Work to complete:
Apart from the pictures, every part of the records below gets retyped exactly.

Data supplied:
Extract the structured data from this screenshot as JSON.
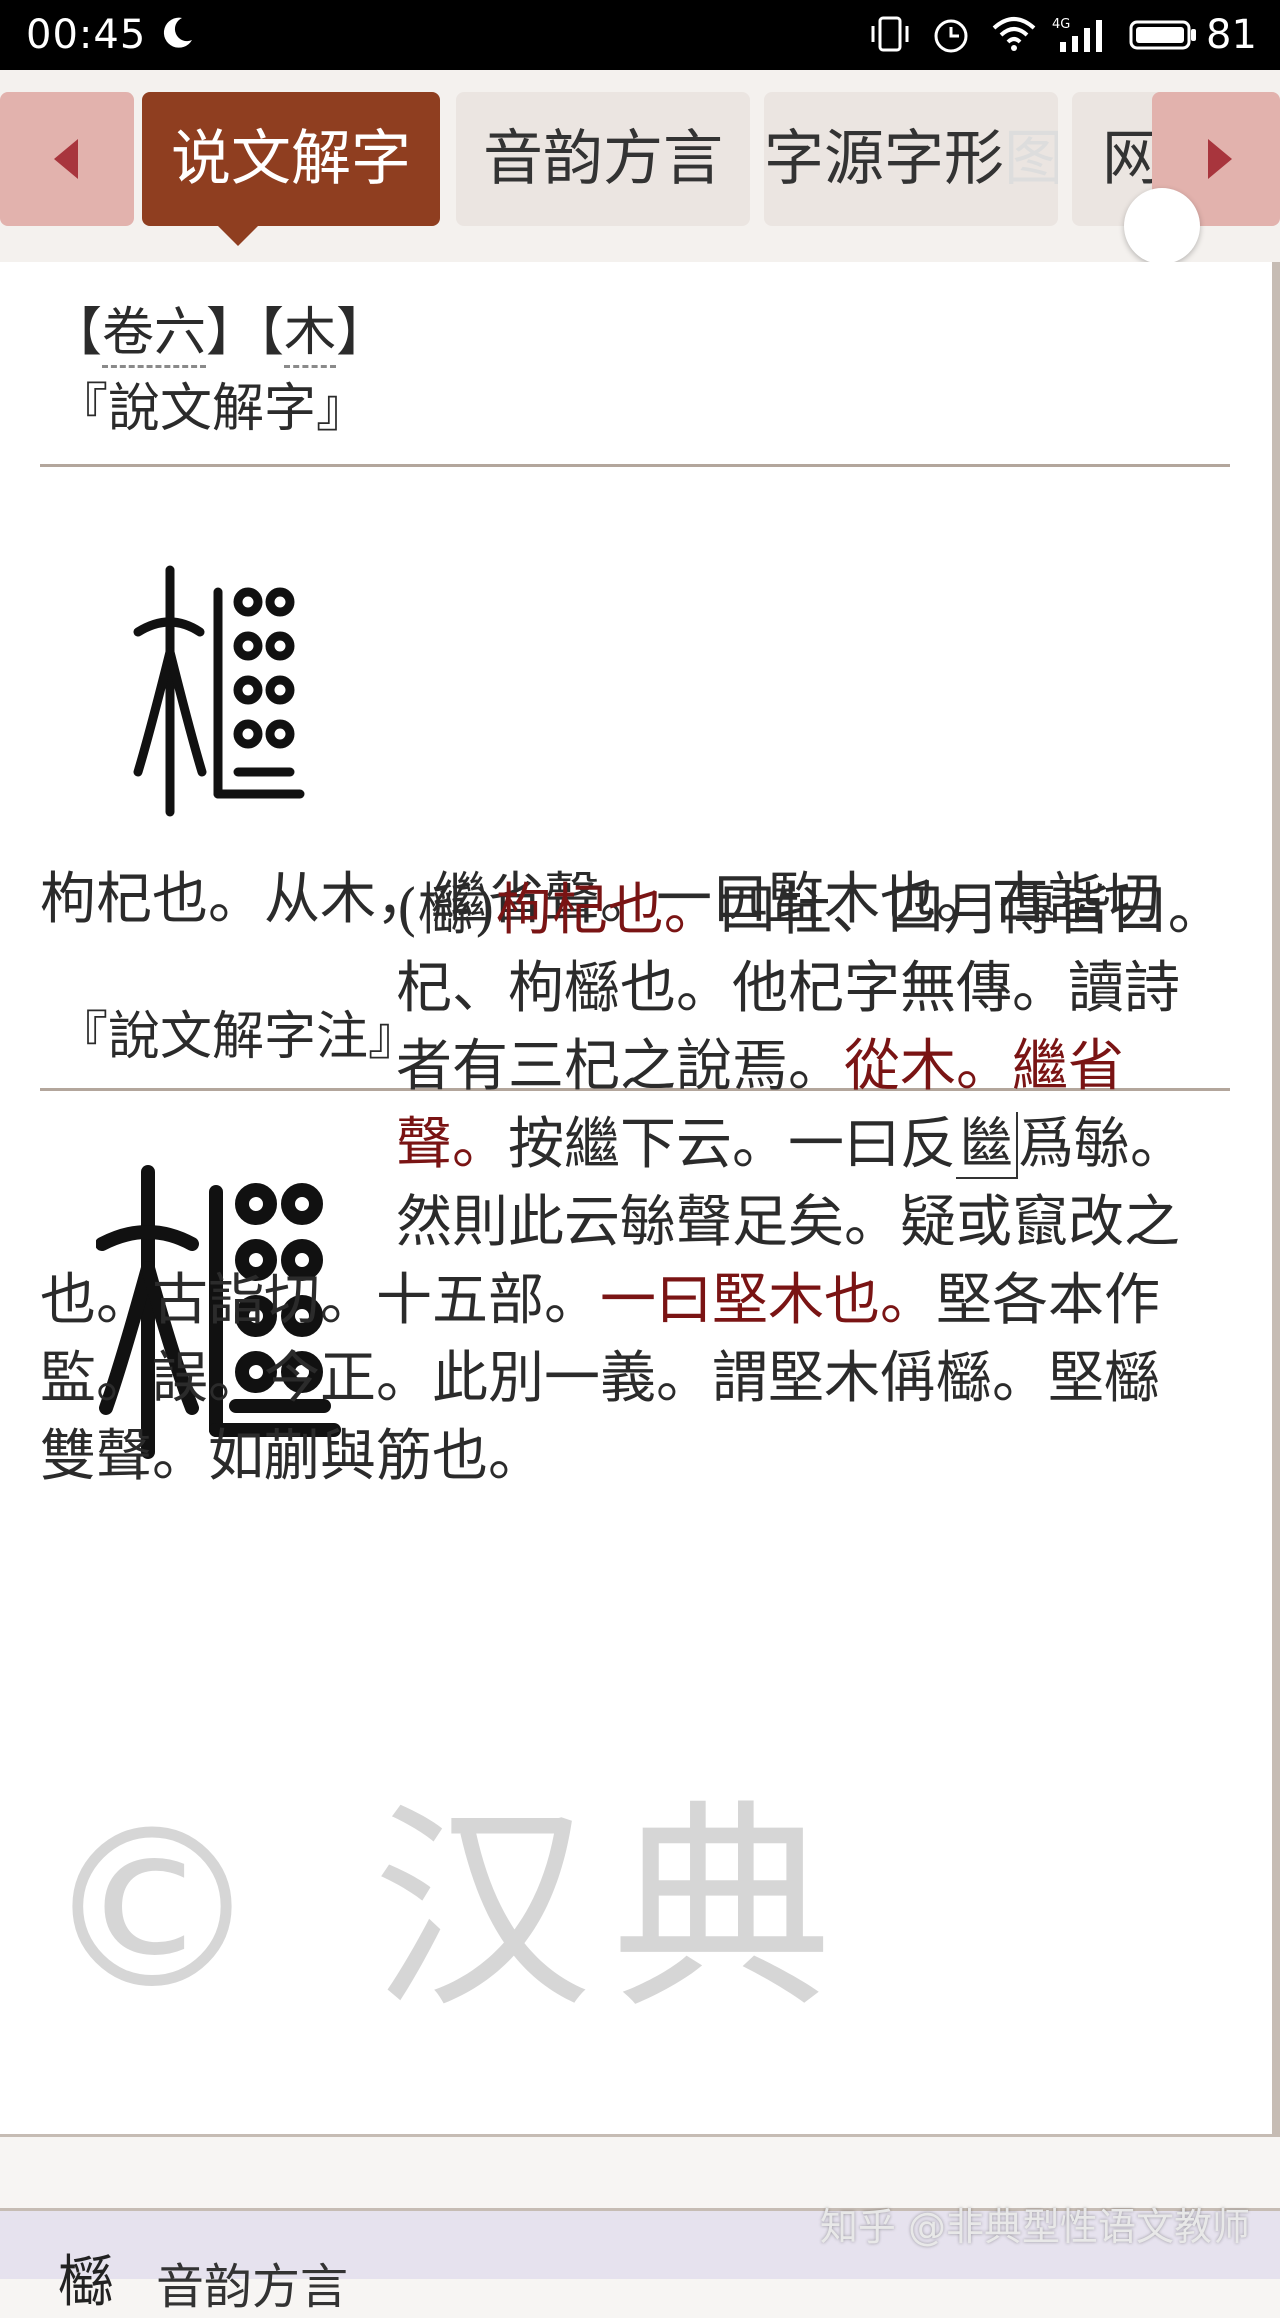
{
  "status_bar": {
    "time": "00:45",
    "battery": "81",
    "network_label": "4G",
    "icons": [
      "moon-icon",
      "vibrate-icon",
      "alarm-icon",
      "wifi-icon",
      "signal-icon",
      "battery-icon"
    ]
  },
  "tabs": {
    "items": [
      {
        "label": "说文解字",
        "active": true
      },
      {
        "label": "音韵方言",
        "active": false
      },
      {
        "label": "字源字形",
        "active": false
      },
      {
        "label": "图",
        "active": false
      },
      {
        "label": "网",
        "active": false
      }
    ],
    "prev_icon": "chevron-left-icon",
    "next_icon": "chevron-right-icon"
  },
  "entry": {
    "breadcrumb": {
      "juan": "卷六",
      "radical": "木"
    },
    "shuowen_title": "『說文解字』",
    "seal_char": "櫾",
    "definition": "枸杞也。从木，繼省聲。一曰監木也。古詣切",
    "zhu_title": "『說文解字注』",
    "zhu_lines": [
      [
        {
          "t": "(櫾)",
          "red": false
        },
        {
          "t": "枸杞也。",
          "red": true
        },
        {
          "t": "四牡、四月傳皆曰。",
          "red": false
        }
      ],
      [
        {
          "t": "杞、枸櫾也。他杞字無傳。讀詩",
          "red": false
        }
      ],
      [
        {
          "t": "者有三杞之說焉。",
          "red": false
        },
        {
          "t": "從木。繼省",
          "red": true
        }
      ],
      [
        {
          "t": "聲。",
          "red": true
        },
        {
          "t": "按繼下云。一曰反",
          "red": false
        },
        {
          "t": "㡭",
          "red": false,
          "boxed": true
        },
        {
          "t": "爲",
          "red": false
        },
        {
          "t": "䋣",
          "red": false
        },
        {
          "t": "。",
          "red": false
        }
      ],
      [
        {
          "t": "然則此云",
          "red": false
        },
        {
          "t": "䋣",
          "red": false
        },
        {
          "t": "聲足矣。疑或竄改之",
          "red": false
        }
      ],
      [
        {
          "t": "也。古詣切。十五部。",
          "red": false
        },
        {
          "t": "一曰堅木也。",
          "red": true
        },
        {
          "t": "堅各本作",
          "red": false
        }
      ],
      [
        {
          "t": "監。誤。今正。此別一義。謂堅木偁櫾。堅櫾",
          "red": false
        }
      ],
      [
        {
          "t": "雙聲。如蒯與筋也。",
          "red": false
        }
      ]
    ]
  },
  "watermark": "© 汉典",
  "credit": "知乎 @非典型性语文教师",
  "next_section": {
    "char": "櫾",
    "label": "音韵方言"
  }
}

Exercise result:
Extract the structured data from this screenshot as JSON.
{
  "status_bar": {
    "time": "00:45",
    "battery": "81",
    "network_label": "4G",
    "icons": [
      "moon-icon",
      "vibrate-icon",
      "alarm-icon",
      "wifi-icon",
      "signal-icon",
      "battery-icon"
    ]
  },
  "tabs": {
    "items": [
      {
        "label": "说文解字",
        "active": true
      },
      {
        "label": "音韵方言",
        "active": false
      },
      {
        "label": "字源字形",
        "active": false
      },
      {
        "label": "图",
        "active": false
      },
      {
        "label": "网",
        "active": false
      }
    ],
    "prev_icon": "chevron-left-icon",
    "next_icon": "chevron-right-icon"
  },
  "entry": {
    "breadcrumb": {
      "juan": "卷六",
      "radical": "木"
    },
    "shuowen_title": "『說文解字』",
    "seal_char": "櫾",
    "definition": "枸杞也。从木，繼省聲。一曰監木也。古詣切",
    "zhu_title": "『說文解字注』",
    "zhu_lines": [
      [
        {
          "t": "(櫾)",
          "red": false
        },
        {
          "t": "枸杞也。",
          "red": true
        },
        {
          "t": "四牡、四月傳皆曰。",
          "red": false
        }
      ],
      [
        {
          "t": "杞、枸櫾也。他杞字無傳。讀詩",
          "red": false
        }
      ],
      [
        {
          "t": "者有三杞之說焉。",
          "red": false
        },
        {
          "t": "從木。繼省",
          "red": true
        }
      ],
      [
        {
          "t": "聲。",
          "red": true
        },
        {
          "t": "按繼下云。一曰反",
          "red": false
        },
        {
          "t": "㡭",
          "red": false,
          "boxed": true
        },
        {
          "t": "爲",
          "red": false
        },
        {
          "t": "䋣",
          "red": false
        },
        {
          "t": "。",
          "red": false
        }
      ],
      [
        {
          "t": "然則此云",
          "red": false
        },
        {
          "t": "䋣",
          "red": false
        },
        {
          "t": "聲足矣。疑或竄改之",
          "red": false
        }
      ],
      [
        {
          "t": "也。古詣切。十五部。",
          "red": false
        },
        {
          "t": "一曰堅木也。",
          "red": true
        },
        {
          "t": "堅各本作",
          "red": false
        }
      ],
      [
        {
          "t": "監。誤。今正。此別一義。謂堅木偁櫾。堅櫾",
          "red": false
        }
      ],
      [
        {
          "t": "雙聲。如蒯與筋也。",
          "red": false
        }
      ]
    ]
  },
  "watermark": "© 汉典",
  "credit": "知乎 @非典型性语文教师",
  "next_section": {
    "char": "櫾",
    "label": "音韵方言"
  }
}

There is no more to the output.